A review conducted of the results of 16 lab tests of e-cig liquid found TSNAs in two of the studies, but at trace (very low) levels similar to those found in a nicotine patch, which is about 0.07-0.2% the amount found in cigarettes.
Cadmium, nickel, lead, and other metals have been detected in e-cig vapor, but in trace levels only. A study evaluating the amounts of these levels found them to be at levels lower than permissible daily exposure as defined by OSHA and similar organizations. The amounts of these metals were determined by the study to not be a significant health concern for smokers switching to e-cig use, but are an unnecessary source of exposure for those who have never smoked. Another study found that the e-cig vapor they studied contained particles of tin, silver, iron, nickel, and silicate, as well as nanoparticles, many of which are known to cause respiratory disease. Some of these were in concentrations higher than that found in tobacco smoke.
At least one study found that e-cig vapor contains ultra-fine particles that can inflame the lungs of bystanders as well as users. This inflammation can trigger a heart attack.
A concern that is separate from the effect of the vapor is the danger in the liquid, or e-juice, itself. The concentrated nicotine juice is toxic, especially to small children. The FDA reports a surge in cases of poisoning from children getting their hands on the e-cig liquid containers and drinking the juice. In December 2014, ABC News reported a death of a one-year-old child in Fort Plain, New York after ingesting e-juice. At least one study has found some e-juice to be cytotoxic, meaning toxic to human cells.
Electronic cigarettes have been shown in some studies to be effective in helping smokers quit smoking cigarettes or at least reduce their cigarette per day usage. However, some people see the e-cig as a gateway for others who have not smoked before.

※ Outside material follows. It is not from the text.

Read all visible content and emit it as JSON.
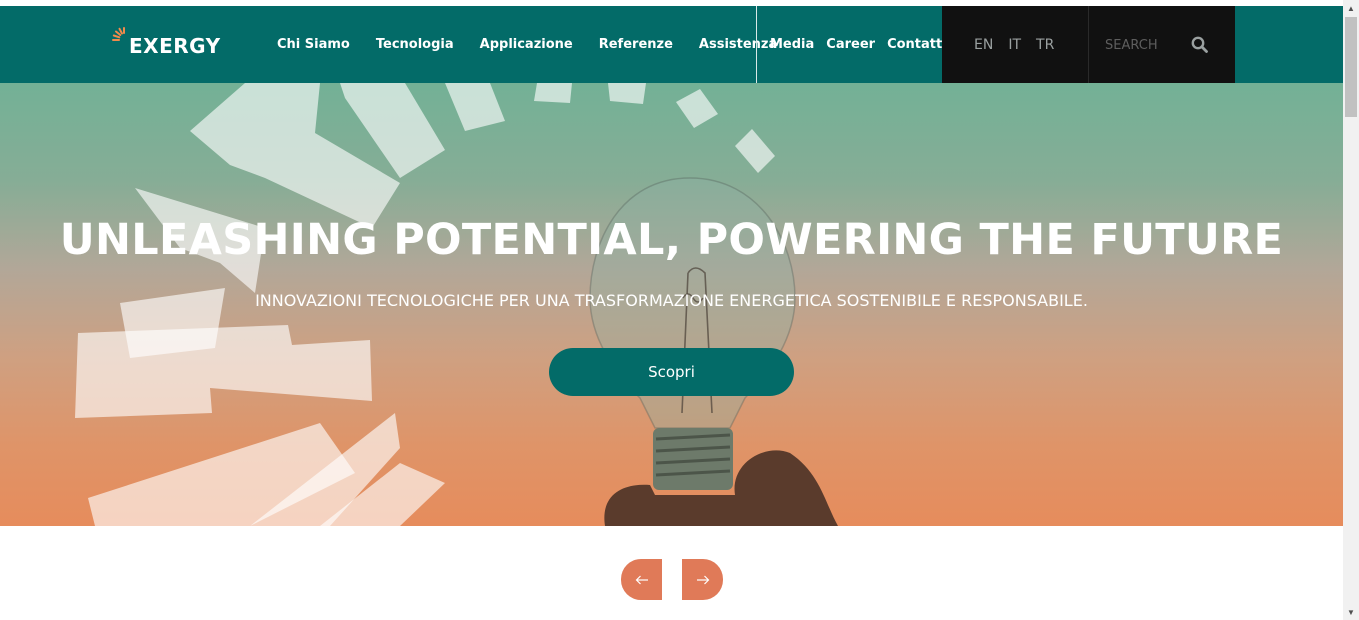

Another issue is that e-cigs are not currently regulated by the FDA. This is because e-cigs generally do not market themselves as a drug that has any therapeutic effect. If an electronic cigarette claims to be beneficial to help people stop smoking, then the FDA would be able to regulate them (they would have control over how they are manufactured and be able to give the general public more information on what is in them). The FDA is currently trying to extend their control to include electronic cigarettes, but as of July 2015 this issue has not been resolved – e-cig manufacturing is still largely unregulated.
So what does this all mean? What do we know for sure? I’ll try to summarize:
- Electronic cigarettes, and the vapor they produce, have less chemicals in them than cigarettes and cigarette smoke
- E-cig fluid contains food additives approved for consumption by the FDA, but propylene glycol has not been tested as a warmed inhalant. We don’t know how breathing it into our lungs affects us over the course of many years
- Using e-cigs can expose you to nicotine (an addictive substance), various metals and other small particles that can harm your lungs, and some of the same cancer-causing chemicals that are found in cigarettes (even if they are at much lower levels)
- Drinking the e-cig liquid can be poisonous, and drinking enough of it can be fatal
- The current body of evidence is insufficient to conclude that electronic cigarettes are safe in absolute terms
It is quite possible that e-cigs are not as bad for you as conventional cigarettes, but it is still the “Wild West” in terms of e-cig production, distribution, and medical knowledge of the effects they have on the body. And it will likely take decades to fully obtain that information. Until then, health care professionals will likely be very reluctant to recommend electronic cigarettes.
1 – According to a 2013 Survey by the U.S. Substance Abuse and Mental Health Administration